One Fish Two Fish Red Fish Blue Fish is classified as a book for beginner readers. As a book that's meant to introduce kids to words, and to get them started on a path to reading for the rest of their lives—no pressure—the book keeps the style light and fun.
The writing style is repetitive, full of rhymes that are a blast to read aloud, and delivered in such an easy, conversational style that the rhymes are easy to remember and repeat on your own time.
Rhyming? Repetition? Sounds kind of annoying, right? Maybe even forced? Not so:
Did you ever ride a Wump?
We have a Wump
with just one hump. (70-75)
Meet the Wumps. And what feels like every word in the English language that ends in –ump. First of all, the repetition of the word "bump" literally bumps us down the page. It's easy to imagine bouncing along as you ride the Wump (a creature that resembles a camel).
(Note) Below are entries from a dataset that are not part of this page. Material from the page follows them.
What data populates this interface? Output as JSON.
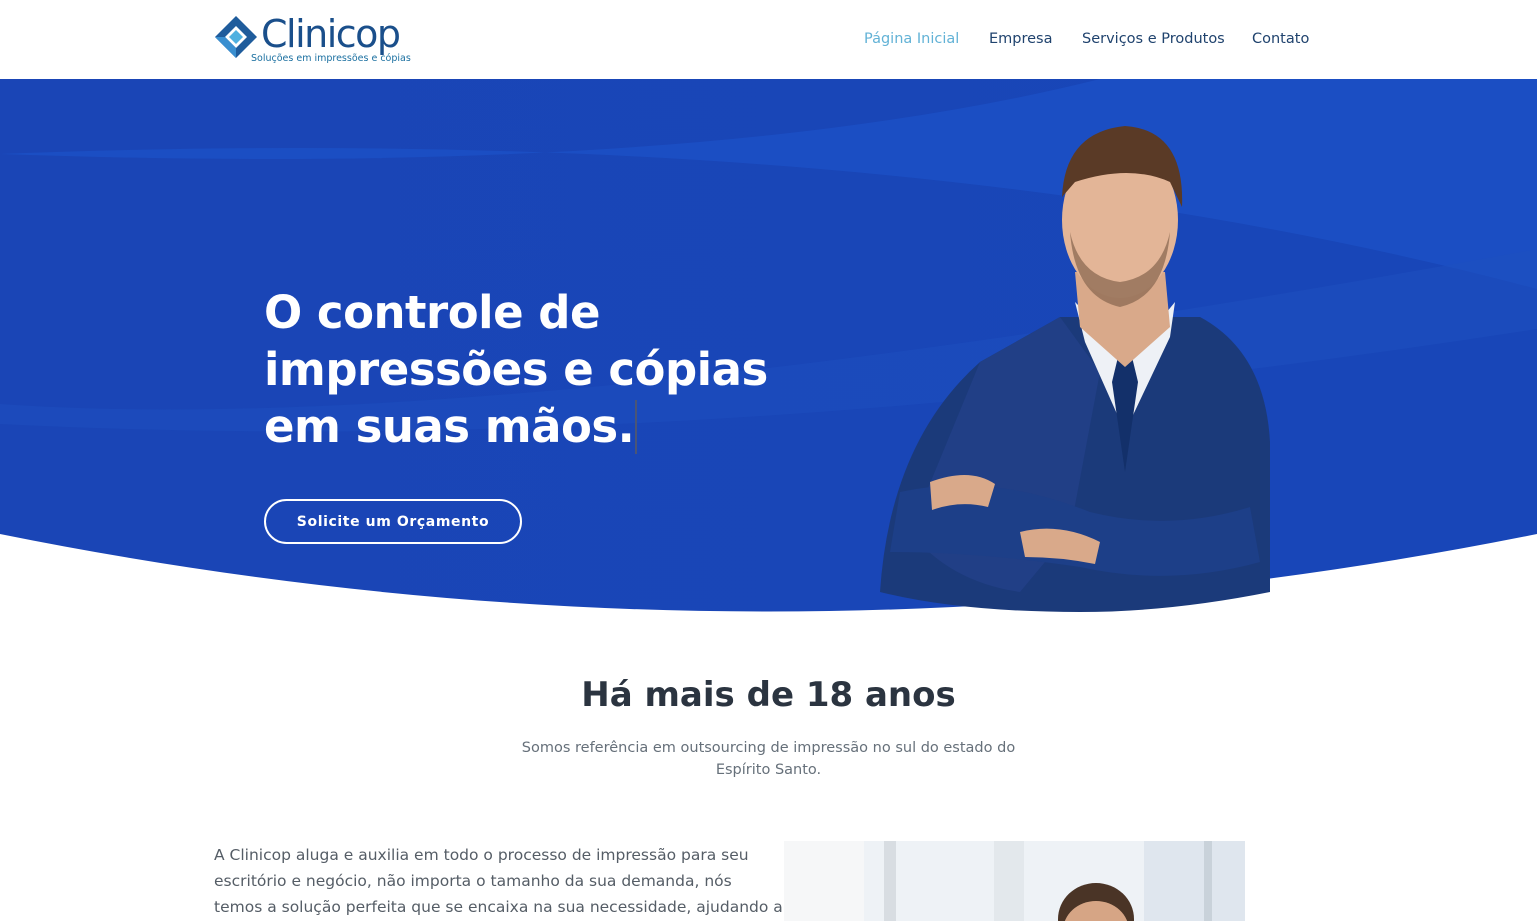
{
  "header": {
    "logo": {
      "name": "Clinicop",
      "tagline": "Soluções em impressões e cópias"
    },
    "nav": [
      {
        "label": "Página Inicial",
        "active": true
      },
      {
        "label": "Empresa",
        "active": false
      },
      {
        "label": "Serviços e Produtos",
        "active": false
      },
      {
        "label": "Contato",
        "active": false
      }
    ]
  },
  "hero": {
    "headline_lines": [
      "O controle de",
      "impressões e cópias",
      "em suas mãos."
    ],
    "cta_label": "Solicite um Orçamento"
  },
  "about": {
    "title": "Há mais de 18 anos",
    "subtitle": "Somos referência em outsourcing de impressão no sul do estado do Espírito Santo.",
    "body_lines": [
      "A Clinicop aluga e auxilia em todo o processo de impressão para seu",
      "escritório e negócio, não importa o tamanho da sua demanda, nós",
      "temos a solução perfeita que se encaixa na sua necessidade, ajudando a"
    ]
  },
  "colors": {
    "hero_blue": "#1a44b8",
    "hero_wave": "#1c51c4",
    "nav_text": "#20436e",
    "nav_active": "#62b2d6",
    "logo_blue": "#1a4f8b"
  },
  "icons": [
    "clinicop-logo-diamond-icon"
  ]
}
Of course we don't meet the Wump until three "bumps" have gone by, but when we do, we're not surprised to find he has a hump. What's a wump without a hump? A waste of good rhyming potential—that's what.
Plus, most of the words in the whole book are monosyllabic (which is, alas, not even close to being a monosyllabic word itself). These one-syllable words make it easy and fun for beginning readers to get through the book without becoming frustrated, and it adds a nice staccato rhythm that'll have your toes tapping.
It's the literary equivalent of slipping broccoli into the macaroni and cheese—if you don't know it's edifying, you might enjoy it.
The book's tone is all about having a conversation with the reader. Forget keeping a snooty distance and acting all teacherly. Seuss's narrator goes ahead and addresses the reader like an old friend:
Why do I like to
hop, hop, hop?
I do not know.
Go ask your Pop. (235-238)
The little critter on display in this section, the Yop, hops right in and talks to the reader. It introduces itself and informs the reader that it likes to hop all day long. And if you have questions? Well, that's for you to ask your Pop. You know what? This Yop seems like an okay dude.
One Fish Two Fish Red Fish Blue Fish speaks to children—or to the children inside of all of us—with the ease of a kindergarten teacher or mother of twelve. It leads the reader on a delightful journey that's fun and rhythmic to read aloud, and hopes that it will teach you a thing or two about reading along the way.
This Seuss classic is a perfect choice for teaching beginning readers because of how infectiously fun and exciting the story is, and how ideal it is to learn how to read aloud. The easy rhythm of the verses, as well as the way that they help to move a story forward—instead of just teaching repetitive vowels—makes the book a fun and satisfying read-aloud classic.